Was I shocked? Yes. That meant one of two things about Dr. Kuldip: 1) he was incompetent and didn’t realize that he should also have put me on birth control (we had told him that we weren’t using any sort of contraception beforehand), or ; 2) he purposely didn’t tell me out of some malicious intent.

My husband thought it was the latter after our first visit to him (during which he was rude and physically hurt me when he took my blood), but I had been willing to give him the benefit of the doubt (since he was nice during our second visit, when he perscribed me Spironolact). However, my husband’s mother was a long-time nurse (she recently retired), and she said that he might be racist and acting out on that.

This does not directly have anything to do with PCOS, but I feel that I should mention it just in case anyone else out there ends up facing something similar. I’m African-American, my husband is mixed but looks black, and his mother is black. As a black nurse who worked during times of prejudice, she said she used to be afraid that white doctors and nurses might be out to get her, but found that it was actually Arabic (she may have said Muslim) doctors to watch out for.

I’m not trying to be racist, so please don’t misunderstand me. I have and have had friends of many different ethnic backgrounds, and some of them have been Muslim. However, there will always be some people out there of a different ethnicity, belief system, or country, or whatever who just aren’t going to like “you and your kind”. Now it’s one thing if they don’t like you, and quite another if they decide to do something about it. But I digress.

The Lord used the evil that man did and chose to bless us with a child. Our sweet daughter was born April 2007, 6 1/2 lbs., 19 inches. She seemed healthy, although she did have a minor birth defect (which I will not mention, just in case she might be embarrassed in the future). She is now almost 19 months old, 34″ tall, and very bright and very active. In short, she’s healthy.

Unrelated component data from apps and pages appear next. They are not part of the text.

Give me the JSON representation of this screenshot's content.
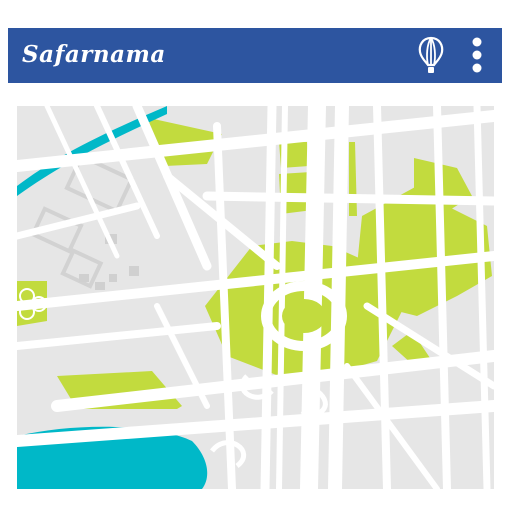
{
  "app": {
    "title": "Safarnama",
    "icons": {
      "balloon": "hot-air-balloon-icon",
      "menu": "more-vertical-icon"
    },
    "colors": {
      "appbar": "#2d55a0",
      "map_background": "#e6e6e6",
      "roads": "#ffffff",
      "parks": "#c2db3e",
      "water": "#00b8c8",
      "buildings": "#d0d0d0"
    }
  }
}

Now, however, I want another baby. I have a doctor’s appointment later this month with Dr. Allon in Houston, TX (dr allon . com), I’m switching to an IR diet, and have made arrangements to begin a rigorous workout program. We’ve let this problem go largely untreated for too long, and now it’s time to get serious. Don’t give up, ladies!

P.S.
I’m dropping Dr. Kuldip’s name so much because I don’t want anyone who lives in the Houston area to go to him and be subject to that sort of “doctoring.” With doctors like that, who needs assassins?

Want to connect with me? My name is Vueiy_Visarelli on the SoulCysters Message Board.